She went on to express her belief that Baker’s illustrations make the book’s lesson more palatable.

“For kids, I wanted the message to be light and easy. The characters that Nancy created are adorable and lovable,” Kelner said.

At the end of the book, the authors bring their message home by listing constructive ways in which young readers can help clean up the environment. This feature of the book was critical to both Baker and Kelner.

“People need to be given tools,” Kelner said. “If you’re not given tools, you could just get depressed.”

The process of putting the book together took many months as the two traded ideas and then eventually involved Maureen Moore of Booksmyth Press in the final book design.

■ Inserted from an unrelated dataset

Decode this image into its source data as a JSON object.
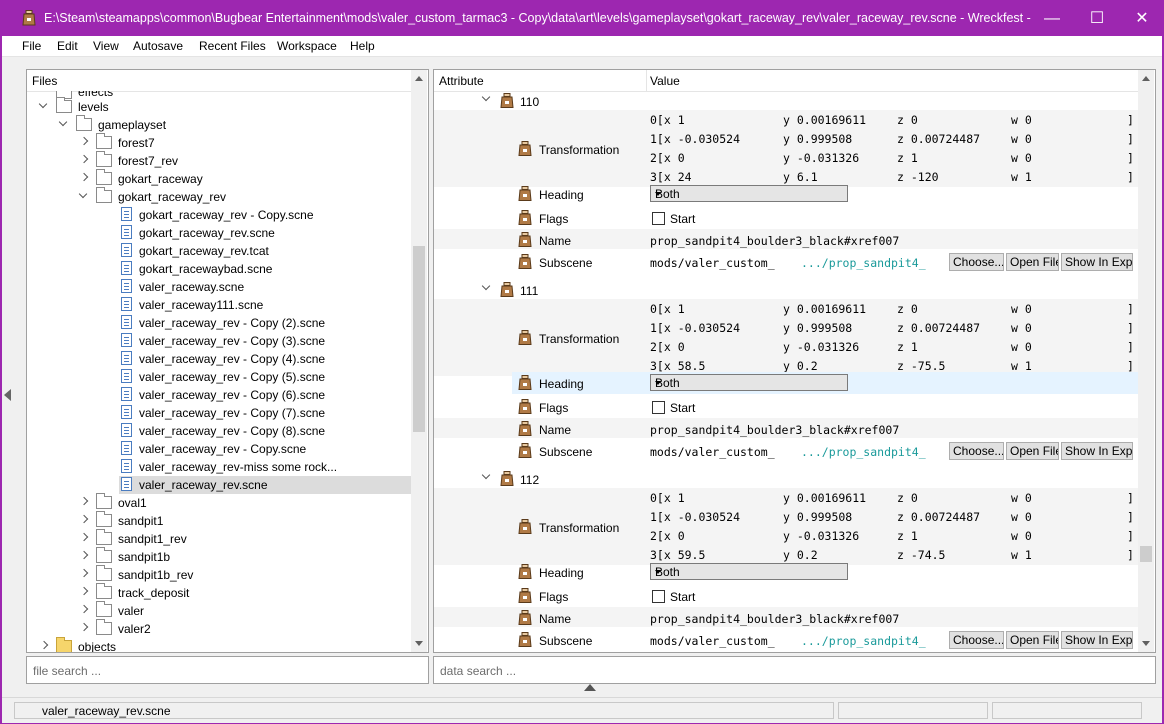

They also took the time to solicit reader feedback to display on the book’s back cover, contacting a number of young people to ask for their comments. The squibs are fun and eloquent.

One reads, “The book is charming and inspiring. I like how it’s just a picture book, but it also spreads awareness of a huge problem, pollution in the ocean.”

Kelner and Baker emphasized the importance of these comments.

“Adults are always reviewing everything,” Kelner pointed out. “It seemed that children should review a children’s book.”

“We didn’t alter anything,” Baker added. “They were quite articulate.”

Kelner and Baker said the book is more or less geared to children between the ages of 5 and 10, although older children will certainly enjoy reading it to younger siblings.

“Nipper the Zipper and Howdy Tattoo” retails for $9.99. Copies are available at the World Eye Bookshop in Greenfield, at the Great Falls Discovery Center in Turners Falls, at the Shelburne Arts Cooperative in Shelburne Falls, and online at Amazon.com.

“And if anybody bumps into us, we have some, too!” Kelner said.

“And we’ll be glad to sign them!” Baker added with a smile.

Nancy Baker and Marian Kelner will sign copies of their book on Saturday, Dec. 1, at 2 p.m. at Green Fields Market in Greenfield.

Tinky Weisblat is the author of “The Pudding Hollow Cookbook,” “Pulling Taffy,” and “Love, Laughter, and Rhubarb.” Visit her website, www.TinkyCooks.com.